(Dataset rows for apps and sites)
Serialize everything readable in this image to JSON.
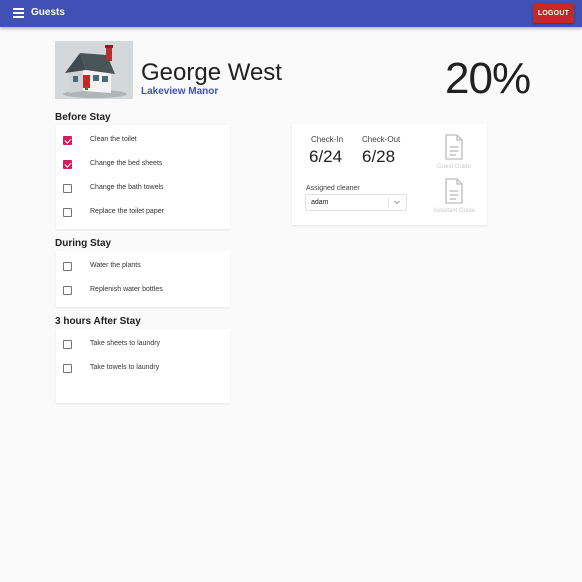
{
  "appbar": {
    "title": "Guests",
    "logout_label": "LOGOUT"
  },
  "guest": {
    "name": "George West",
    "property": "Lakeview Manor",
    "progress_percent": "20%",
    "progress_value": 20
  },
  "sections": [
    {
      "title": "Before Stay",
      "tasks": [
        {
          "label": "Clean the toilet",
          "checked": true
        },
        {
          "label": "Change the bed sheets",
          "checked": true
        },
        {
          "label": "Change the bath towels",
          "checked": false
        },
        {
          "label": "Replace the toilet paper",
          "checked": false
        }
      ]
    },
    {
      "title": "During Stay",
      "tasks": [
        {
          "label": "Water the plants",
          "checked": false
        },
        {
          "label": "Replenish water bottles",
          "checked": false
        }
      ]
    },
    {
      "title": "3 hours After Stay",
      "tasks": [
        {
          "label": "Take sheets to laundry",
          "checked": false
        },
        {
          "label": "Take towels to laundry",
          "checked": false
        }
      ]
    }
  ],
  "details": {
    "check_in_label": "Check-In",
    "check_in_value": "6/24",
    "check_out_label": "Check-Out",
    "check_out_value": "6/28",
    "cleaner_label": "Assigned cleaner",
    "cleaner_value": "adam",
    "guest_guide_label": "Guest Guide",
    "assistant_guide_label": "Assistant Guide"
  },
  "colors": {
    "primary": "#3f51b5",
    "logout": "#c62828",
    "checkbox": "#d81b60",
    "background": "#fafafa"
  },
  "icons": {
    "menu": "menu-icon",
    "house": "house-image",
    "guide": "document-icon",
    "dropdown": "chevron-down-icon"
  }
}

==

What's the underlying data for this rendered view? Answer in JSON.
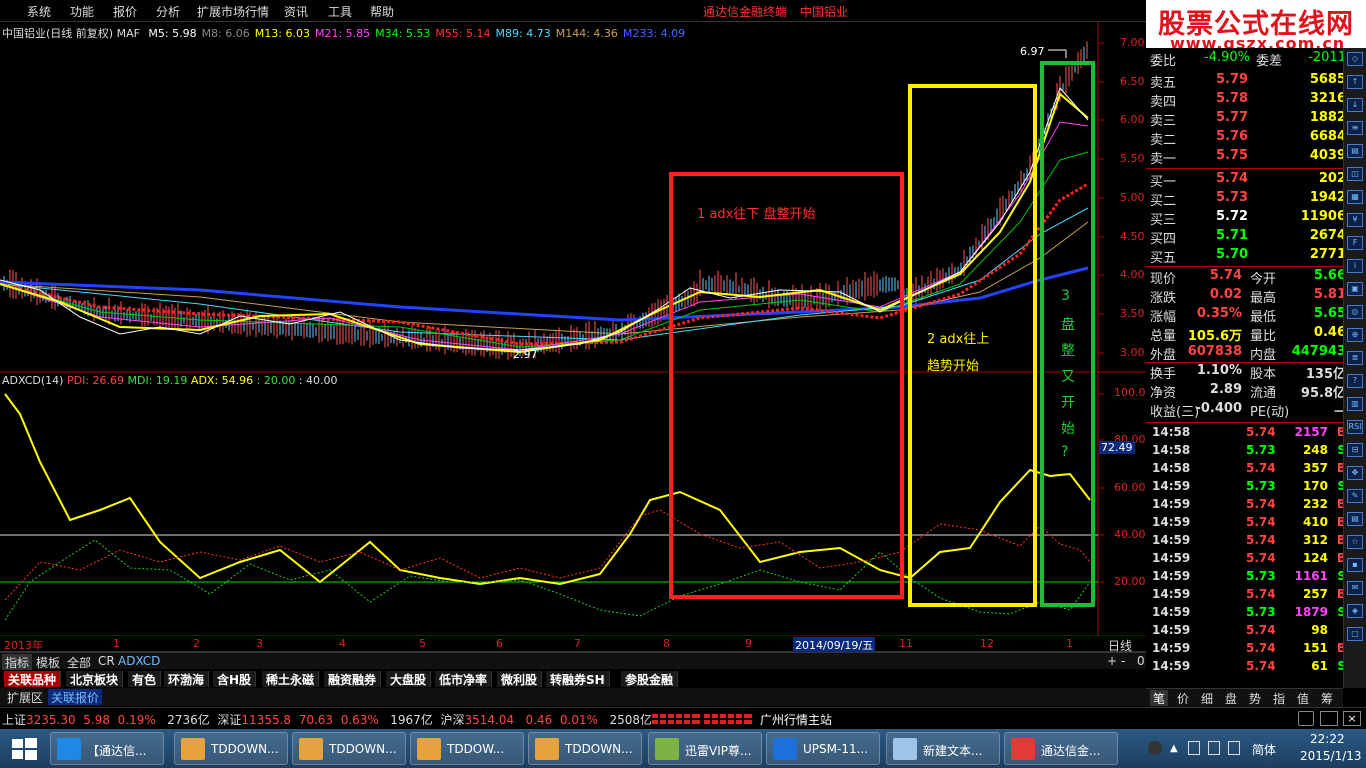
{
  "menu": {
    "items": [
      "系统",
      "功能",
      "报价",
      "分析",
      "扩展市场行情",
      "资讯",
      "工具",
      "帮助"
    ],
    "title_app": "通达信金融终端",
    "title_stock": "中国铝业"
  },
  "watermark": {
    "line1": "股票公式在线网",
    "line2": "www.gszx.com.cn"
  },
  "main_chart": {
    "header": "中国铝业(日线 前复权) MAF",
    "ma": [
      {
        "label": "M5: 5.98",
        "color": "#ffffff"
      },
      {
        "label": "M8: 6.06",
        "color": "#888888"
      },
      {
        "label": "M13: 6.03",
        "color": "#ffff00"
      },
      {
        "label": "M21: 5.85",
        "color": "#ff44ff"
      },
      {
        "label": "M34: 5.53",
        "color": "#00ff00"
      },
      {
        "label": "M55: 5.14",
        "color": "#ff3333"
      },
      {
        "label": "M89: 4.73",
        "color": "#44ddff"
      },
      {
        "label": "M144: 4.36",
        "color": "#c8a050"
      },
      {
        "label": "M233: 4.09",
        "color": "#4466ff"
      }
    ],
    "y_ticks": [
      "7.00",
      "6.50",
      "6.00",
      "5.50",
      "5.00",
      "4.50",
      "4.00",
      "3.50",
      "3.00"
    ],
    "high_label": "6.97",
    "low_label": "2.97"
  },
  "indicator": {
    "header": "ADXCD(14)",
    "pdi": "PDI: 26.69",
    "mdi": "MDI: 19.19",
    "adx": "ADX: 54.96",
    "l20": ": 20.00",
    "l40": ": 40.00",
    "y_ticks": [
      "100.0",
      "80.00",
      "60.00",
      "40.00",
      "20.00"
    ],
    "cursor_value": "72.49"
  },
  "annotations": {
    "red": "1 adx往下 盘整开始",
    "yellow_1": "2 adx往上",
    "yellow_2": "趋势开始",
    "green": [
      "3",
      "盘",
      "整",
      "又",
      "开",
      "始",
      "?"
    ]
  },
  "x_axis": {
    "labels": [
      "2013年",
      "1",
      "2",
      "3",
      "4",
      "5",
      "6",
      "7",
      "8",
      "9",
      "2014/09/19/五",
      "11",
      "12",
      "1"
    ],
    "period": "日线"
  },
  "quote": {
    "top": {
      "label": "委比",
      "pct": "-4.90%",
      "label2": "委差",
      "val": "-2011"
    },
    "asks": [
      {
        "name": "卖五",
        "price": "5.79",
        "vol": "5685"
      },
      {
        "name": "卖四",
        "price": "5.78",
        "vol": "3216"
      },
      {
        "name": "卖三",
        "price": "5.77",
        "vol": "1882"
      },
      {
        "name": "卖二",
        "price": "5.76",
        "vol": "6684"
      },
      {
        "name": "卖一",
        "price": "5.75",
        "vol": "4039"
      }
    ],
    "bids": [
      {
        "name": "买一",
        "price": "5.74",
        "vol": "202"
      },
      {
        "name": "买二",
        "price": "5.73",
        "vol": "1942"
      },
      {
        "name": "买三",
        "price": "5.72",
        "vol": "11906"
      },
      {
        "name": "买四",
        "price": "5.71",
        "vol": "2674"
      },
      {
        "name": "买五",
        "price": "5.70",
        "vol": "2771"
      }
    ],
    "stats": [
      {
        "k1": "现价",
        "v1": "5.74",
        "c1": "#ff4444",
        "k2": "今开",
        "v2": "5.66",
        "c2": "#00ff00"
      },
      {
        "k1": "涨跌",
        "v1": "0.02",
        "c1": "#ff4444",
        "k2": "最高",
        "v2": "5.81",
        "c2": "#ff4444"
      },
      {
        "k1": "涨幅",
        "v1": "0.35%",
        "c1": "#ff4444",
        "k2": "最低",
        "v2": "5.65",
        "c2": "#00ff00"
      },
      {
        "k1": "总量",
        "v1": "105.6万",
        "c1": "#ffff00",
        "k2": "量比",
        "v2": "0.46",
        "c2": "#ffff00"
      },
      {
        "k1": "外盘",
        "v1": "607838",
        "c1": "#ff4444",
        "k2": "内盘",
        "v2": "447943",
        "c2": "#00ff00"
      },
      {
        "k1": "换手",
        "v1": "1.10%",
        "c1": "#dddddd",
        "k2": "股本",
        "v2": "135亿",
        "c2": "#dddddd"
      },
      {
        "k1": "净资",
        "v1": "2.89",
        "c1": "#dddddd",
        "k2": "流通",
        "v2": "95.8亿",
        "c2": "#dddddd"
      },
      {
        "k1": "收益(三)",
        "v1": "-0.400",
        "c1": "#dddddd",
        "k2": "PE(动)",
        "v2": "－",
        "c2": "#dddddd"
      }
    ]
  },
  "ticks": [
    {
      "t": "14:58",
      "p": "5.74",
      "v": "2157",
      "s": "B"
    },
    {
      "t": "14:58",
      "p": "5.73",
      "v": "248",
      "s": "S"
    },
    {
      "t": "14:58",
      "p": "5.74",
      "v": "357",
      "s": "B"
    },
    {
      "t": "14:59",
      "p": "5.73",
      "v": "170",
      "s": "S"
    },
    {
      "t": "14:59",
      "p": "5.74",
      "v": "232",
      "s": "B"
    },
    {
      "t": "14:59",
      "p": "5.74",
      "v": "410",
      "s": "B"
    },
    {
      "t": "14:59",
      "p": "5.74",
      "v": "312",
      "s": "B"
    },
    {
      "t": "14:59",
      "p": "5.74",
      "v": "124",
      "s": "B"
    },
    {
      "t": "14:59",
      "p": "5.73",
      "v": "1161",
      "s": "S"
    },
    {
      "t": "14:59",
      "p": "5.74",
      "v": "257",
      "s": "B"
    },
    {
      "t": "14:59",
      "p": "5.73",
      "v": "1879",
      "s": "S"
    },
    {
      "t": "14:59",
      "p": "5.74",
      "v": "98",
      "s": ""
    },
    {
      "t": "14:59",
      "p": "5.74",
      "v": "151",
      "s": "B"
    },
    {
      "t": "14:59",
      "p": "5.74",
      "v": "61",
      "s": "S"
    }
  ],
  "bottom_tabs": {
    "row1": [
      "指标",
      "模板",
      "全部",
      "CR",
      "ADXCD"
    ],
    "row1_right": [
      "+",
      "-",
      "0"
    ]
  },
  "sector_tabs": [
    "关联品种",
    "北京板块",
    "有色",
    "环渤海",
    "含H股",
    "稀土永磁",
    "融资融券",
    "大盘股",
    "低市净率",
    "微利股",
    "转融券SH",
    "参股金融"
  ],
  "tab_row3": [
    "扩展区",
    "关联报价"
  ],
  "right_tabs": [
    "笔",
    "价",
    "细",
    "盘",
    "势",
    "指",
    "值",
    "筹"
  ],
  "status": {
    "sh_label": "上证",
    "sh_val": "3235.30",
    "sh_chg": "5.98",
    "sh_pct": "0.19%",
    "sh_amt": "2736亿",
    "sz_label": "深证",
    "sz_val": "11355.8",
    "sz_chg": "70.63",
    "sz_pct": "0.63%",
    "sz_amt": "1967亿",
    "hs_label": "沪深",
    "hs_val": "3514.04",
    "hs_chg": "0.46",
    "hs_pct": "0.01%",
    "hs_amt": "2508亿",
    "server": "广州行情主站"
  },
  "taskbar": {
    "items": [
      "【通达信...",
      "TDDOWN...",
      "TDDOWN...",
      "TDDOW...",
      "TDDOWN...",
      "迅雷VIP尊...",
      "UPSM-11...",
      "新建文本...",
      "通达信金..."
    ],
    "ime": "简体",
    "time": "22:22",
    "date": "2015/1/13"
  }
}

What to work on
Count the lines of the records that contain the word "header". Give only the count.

Response to the exercise
2